◆ **Instructions for the task**
Go through the listing below. Copy each line that has the string "interests".
========================================================================
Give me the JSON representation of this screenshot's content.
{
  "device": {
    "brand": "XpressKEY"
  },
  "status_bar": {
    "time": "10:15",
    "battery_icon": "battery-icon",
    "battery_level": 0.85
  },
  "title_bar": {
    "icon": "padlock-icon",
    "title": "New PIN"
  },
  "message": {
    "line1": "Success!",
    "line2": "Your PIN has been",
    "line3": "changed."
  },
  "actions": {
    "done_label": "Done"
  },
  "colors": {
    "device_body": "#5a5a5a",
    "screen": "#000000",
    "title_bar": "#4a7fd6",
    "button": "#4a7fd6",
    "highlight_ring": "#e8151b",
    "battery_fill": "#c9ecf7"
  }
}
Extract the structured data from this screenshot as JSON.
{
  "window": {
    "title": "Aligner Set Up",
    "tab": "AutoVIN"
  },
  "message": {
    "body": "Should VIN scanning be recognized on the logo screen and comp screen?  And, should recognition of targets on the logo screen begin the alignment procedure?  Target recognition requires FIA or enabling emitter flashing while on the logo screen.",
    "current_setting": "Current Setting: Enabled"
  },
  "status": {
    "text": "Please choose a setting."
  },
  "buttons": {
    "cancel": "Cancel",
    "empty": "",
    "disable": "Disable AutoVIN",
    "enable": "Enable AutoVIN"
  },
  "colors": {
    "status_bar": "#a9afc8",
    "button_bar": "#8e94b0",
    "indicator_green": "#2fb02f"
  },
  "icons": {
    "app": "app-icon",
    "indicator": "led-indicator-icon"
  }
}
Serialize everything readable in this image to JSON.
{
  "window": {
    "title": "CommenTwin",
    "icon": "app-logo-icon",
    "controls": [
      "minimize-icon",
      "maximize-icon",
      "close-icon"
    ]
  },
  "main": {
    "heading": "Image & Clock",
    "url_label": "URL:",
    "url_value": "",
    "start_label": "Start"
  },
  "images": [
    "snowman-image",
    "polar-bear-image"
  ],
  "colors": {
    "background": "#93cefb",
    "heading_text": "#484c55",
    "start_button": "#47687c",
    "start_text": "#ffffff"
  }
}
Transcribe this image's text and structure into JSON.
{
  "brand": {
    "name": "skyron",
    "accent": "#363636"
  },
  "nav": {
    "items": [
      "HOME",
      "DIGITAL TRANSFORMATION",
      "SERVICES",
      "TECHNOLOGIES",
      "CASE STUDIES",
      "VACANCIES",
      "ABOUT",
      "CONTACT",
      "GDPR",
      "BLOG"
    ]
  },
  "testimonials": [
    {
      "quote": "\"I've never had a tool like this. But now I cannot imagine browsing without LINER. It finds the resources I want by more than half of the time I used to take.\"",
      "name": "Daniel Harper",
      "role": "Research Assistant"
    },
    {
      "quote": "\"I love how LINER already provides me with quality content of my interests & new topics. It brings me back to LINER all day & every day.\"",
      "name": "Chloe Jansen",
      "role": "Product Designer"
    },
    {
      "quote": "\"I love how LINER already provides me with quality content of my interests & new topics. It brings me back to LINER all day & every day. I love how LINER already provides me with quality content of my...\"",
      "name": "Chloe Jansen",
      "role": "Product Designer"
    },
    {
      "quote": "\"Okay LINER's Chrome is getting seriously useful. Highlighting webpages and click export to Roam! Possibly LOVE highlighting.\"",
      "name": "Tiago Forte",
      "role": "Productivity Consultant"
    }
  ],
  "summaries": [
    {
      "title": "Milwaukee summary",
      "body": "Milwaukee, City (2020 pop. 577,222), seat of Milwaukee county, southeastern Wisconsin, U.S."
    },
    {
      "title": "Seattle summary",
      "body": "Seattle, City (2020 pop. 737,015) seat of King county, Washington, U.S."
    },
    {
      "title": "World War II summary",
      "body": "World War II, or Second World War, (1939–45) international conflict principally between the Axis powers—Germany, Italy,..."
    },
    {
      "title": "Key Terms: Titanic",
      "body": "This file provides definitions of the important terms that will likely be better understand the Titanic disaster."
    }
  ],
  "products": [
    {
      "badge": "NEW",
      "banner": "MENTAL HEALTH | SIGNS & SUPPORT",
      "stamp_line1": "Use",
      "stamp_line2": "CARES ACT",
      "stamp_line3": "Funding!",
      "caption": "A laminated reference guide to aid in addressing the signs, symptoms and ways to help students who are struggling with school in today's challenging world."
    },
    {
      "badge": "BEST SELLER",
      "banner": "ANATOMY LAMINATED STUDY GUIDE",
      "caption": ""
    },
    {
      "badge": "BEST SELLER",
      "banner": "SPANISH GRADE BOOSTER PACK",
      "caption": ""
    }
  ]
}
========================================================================
◆ **Response for this exercise**
      "quote": "\"I love how LINER already provides me with quality content of my interests & new topics. It brings me back to LINER all day & every day.\"",
      "quote": "\"I love how LINER already provides me with quality content of my interests & new topics. It brings me back to LINER all day & every day. I love how LINER already provides me with quality content of my...\"",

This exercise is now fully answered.